Afghan Officials Acknowledge Islamic State Presence in Their Country

KABUL, Afghanistan (Los Angeles Times/TNS) -
In this Dec. 2014 photo, Afghan security guards inspect a damaged bus at the site of a suicide attack by the Taliban in Kabul, Afghanistan. The Afghan government is set to open a dialogue with Taliban terrorists with whom it has been fighting for more than a decade.  (AP Photo/Rahmat Gul, File)
In this Dec. 2014 photo, Afghan security guards inspect a damaged bus at the site of a suicide attack by the Taliban in Kabul, Afghanistan.
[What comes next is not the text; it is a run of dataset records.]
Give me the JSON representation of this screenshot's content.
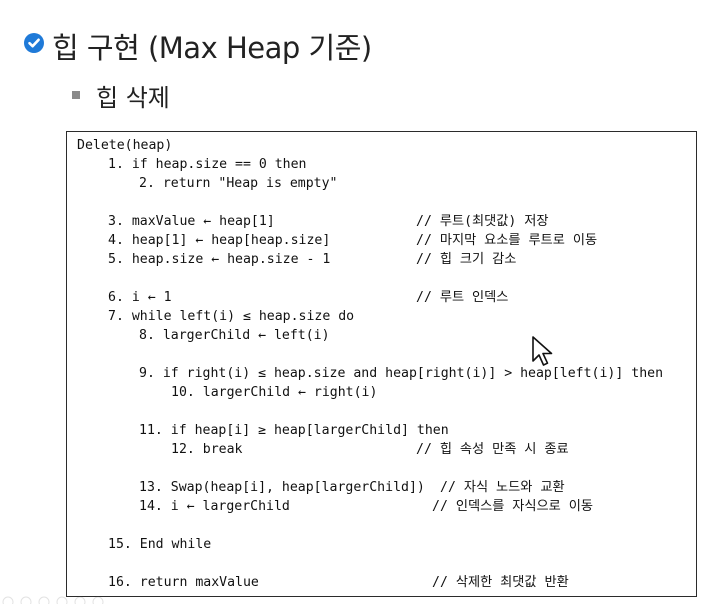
{
  "heading": {
    "title": "힙 구현 (Max Heap 기준)",
    "subtitle": "힙 삭제"
  },
  "code": {
    "header": "Delete(heap)",
    "lines": [
      "1. if heap.size == 0 then",
      "2. return \"Heap is empty\"",
      "3. maxValue ← heap[1]",
      "4. heap[1] ← heap[heap.size]",
      "5. heap.size ← heap.size - 1",
      "6. i ← 1",
      "7. while left(i) ≤ heap.size do",
      "8. largerChild ← left(i)",
      "9. if right(i) ≤ heap.size and heap[right(i)] > heap[left(i)] then",
      "10. largerChild ← right(i)",
      "11. if heap[i] ≥ heap[largerChild] then",
      "12. break",
      "13. Swap(heap[i], heap[largerChild])",
      "14. i ← largerChild",
      "15. End while",
      "16. return maxValue"
    ],
    "comments": [
      "// 루트(최댓값) 저장",
      "// 마지막 요소를 루트로 이동",
      "// 힙 크기 감소",
      "// 루트 인덱스",
      "// 힙 속성 만족 시 종료",
      "// 자식 노드와 교환",
      "// 인덱스를 자식으로 이동",
      "// 삭제한 최댓값 반환"
    ]
  },
  "icons": {
    "bullet": "check-circle-icon",
    "cursor": "mouse-pointer-icon"
  },
  "colors": {
    "bullet": "#1f7ad8",
    "text": "#222222"
  }
}
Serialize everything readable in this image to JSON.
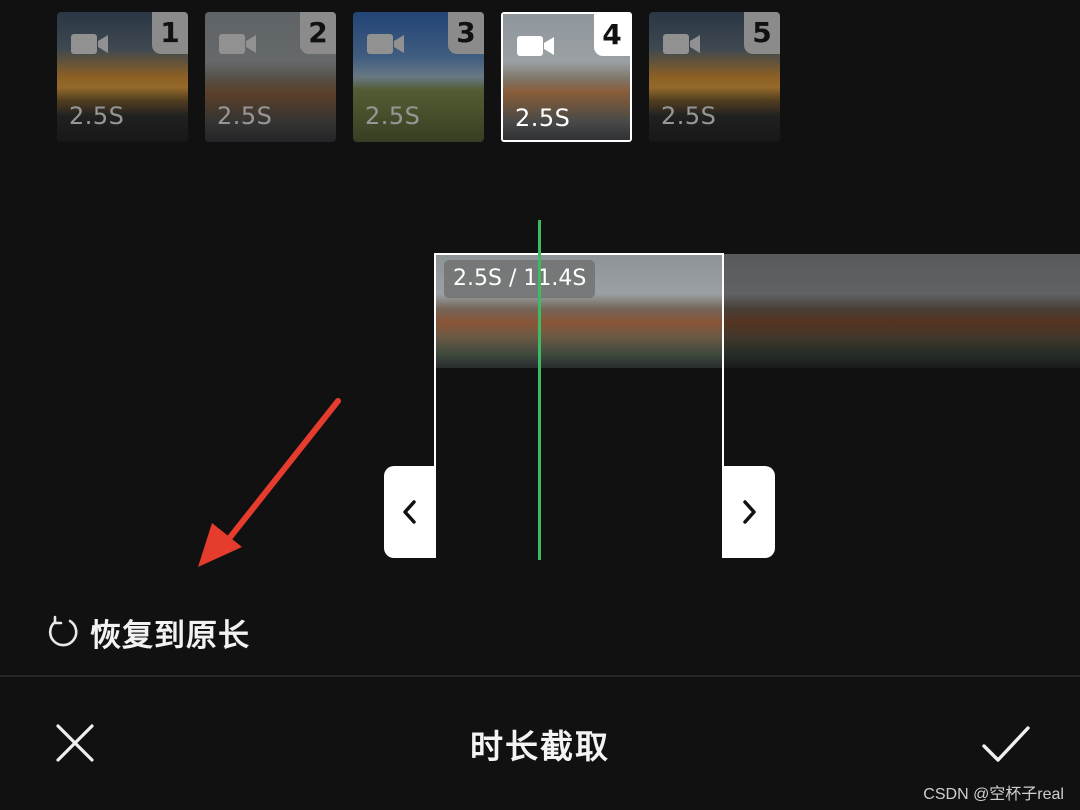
{
  "clips": [
    {
      "index": "1",
      "duration": "2.5S",
      "scene": "sunset",
      "selected": false
    },
    {
      "index": "2",
      "duration": "2.5S",
      "scene": "city",
      "selected": false
    },
    {
      "index": "3",
      "duration": "2.5S",
      "scene": "field",
      "selected": false
    },
    {
      "index": "4",
      "duration": "2.5S",
      "scene": "city",
      "selected": true
    },
    {
      "index": "5",
      "duration": "2.5S",
      "scene": "sunset",
      "selected": false
    }
  ],
  "clip_icon": "video-camera-icon",
  "trimmer": {
    "duration_label": "2.5S / 11.4S",
    "left_handle_icon": "chevron-left-icon",
    "right_handle_icon": "chevron-right-icon",
    "playhead_color": "#3dbb63"
  },
  "restore": {
    "label": "恢复到原长",
    "icon": "refresh-icon"
  },
  "bottom_bar": {
    "title": "时长截取",
    "close_icon": "close-icon",
    "confirm_icon": "checkmark-icon"
  },
  "annotation": {
    "icon": "arrow-icon",
    "color": "#e53c2e"
  },
  "watermark": "CSDN @空杯子real"
}
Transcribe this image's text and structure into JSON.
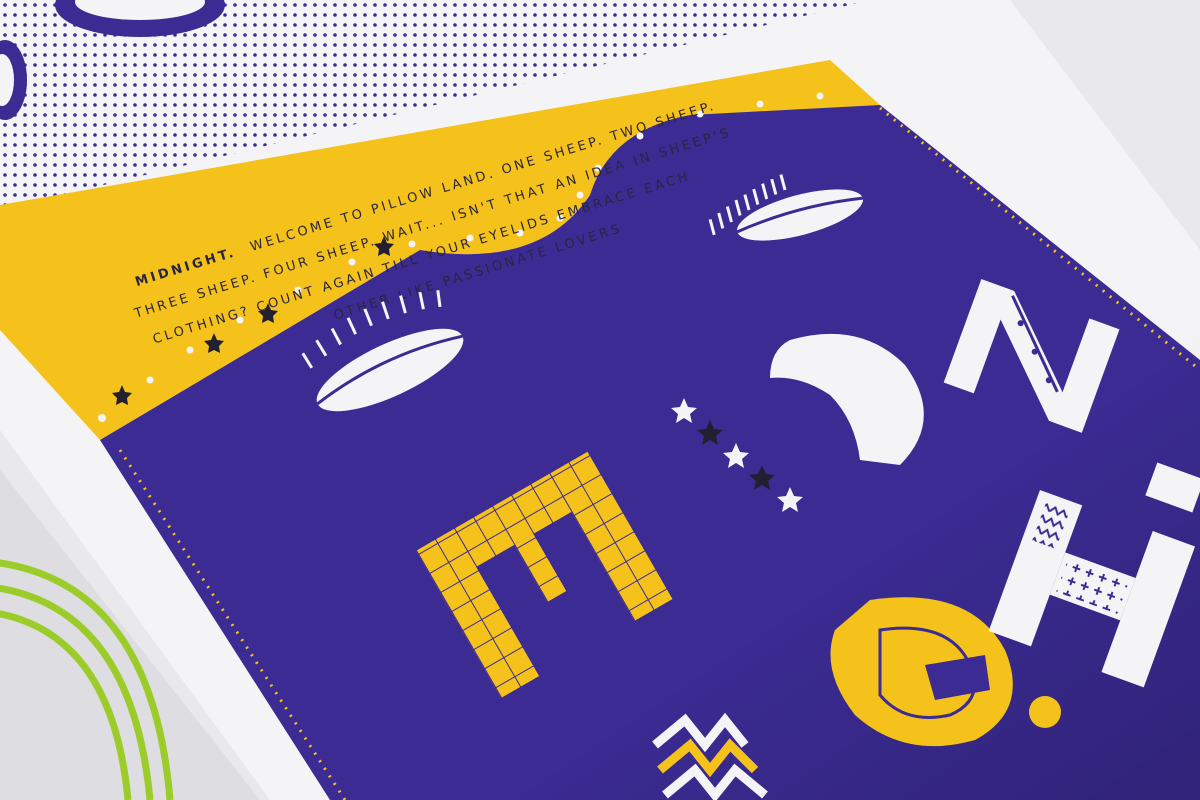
{
  "poster": {
    "text": {
      "lead": "MIDNIGHT.",
      "line1": "WELCOME TO PILLOW LAND. ONE SHEEP. TWO SHEEP.",
      "line2": "THREE SHEEP. FOUR SHEEP. WAIT... ISN'T THAT AN IDEA IN SHEEP'S",
      "line3": "CLOTHING? COUNT AGAIN TILL YOUR EYELIDS EMBRACE EACH",
      "line4": "OTHER LIKE PASSIONATE LOVERS"
    },
    "colors": {
      "yellow": "#f5c21b",
      "purple": "#3b2b93",
      "white": "#f4f4f6",
      "ink": "#222030",
      "green": "#9ccc2a",
      "paper": "#e9e9ec"
    },
    "icons": [
      "closed-eye-icon",
      "moon-icon",
      "star-icon",
      "zigzag-icon"
    ]
  }
}
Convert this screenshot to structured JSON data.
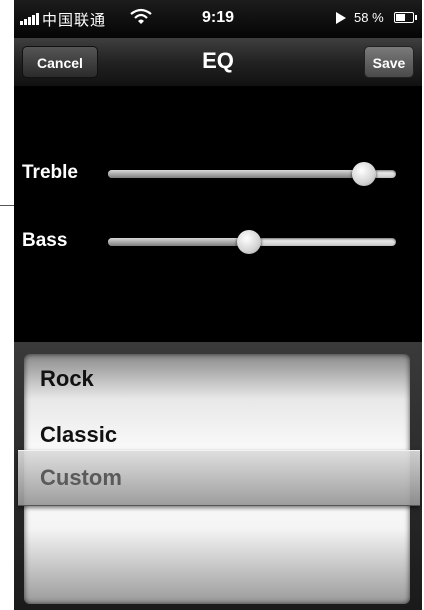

The Afghan government is set to open a dialogue with Taliban terrorists with whom it has been fighting for more than a decade. (AP Photo/Rahmat Gul, File)

The Afghan government said Tuesday that forces belonging to the Islamic State terrorist organization have taken root in the country, the first official acknowledgment that the group based in Iraq and Syria had reached so far to the east.

Officials said the Islamic State presence includes a relatively small number of Afghan and foreign fighters who have not carried out independent operations but were using Afghanistan as a transit point en route to other battlefields.

They have not allied with the much larger Taliban and in some cases have clashed with the Afghan group, which reports to a different leader and observes a different political ideology, the officials said. But some hard-line Taliban members have pledged loyalty to the Islamic State group’s top cleric, Abu Bakr Baghdadi.

The Islamic State’s presence, though still small, adds a fresh complication to the Afghan government’s efforts to make peace with Taliban insurgents as well as the Obama administration’s plans to withdraw the remaining 9,800 U.S. troops by the end of 2016.

“Daesh is here, they do exist,” Abdul Salam Rahimi, chief of staff to Afghan President Ashraf Ghani, said in an interview, using an Arabic acronym for Islamic State.

Afghan officials said they did not believe the Islamic State’s presence would change the Taliban’s calculations on efforts to open the first formal peace talks with Kabul to end more than 13 years of conflict. Since taking office six months ago, Ghani has aggressively courted Pakistan — where Taliban leaders are based — to raise pressure on the fighters to renounce violence and join his government.

Baghdadi has insulted the Taliban’s leader, Mullah Mohammed Omar, calling him a “fool” and an “illiterate warlord.” Taliban fighters are almost exclusively Afghan and have been focused for over a decade on battling U.S.-led coalition forces and the government in Kabul, not on joining the global jihadist movement.

The groups have clashed in recent weeks in the eastern provinces of Logar and Nangarhar in what local officials described as turf wars, although the reports could not be independently confirmed.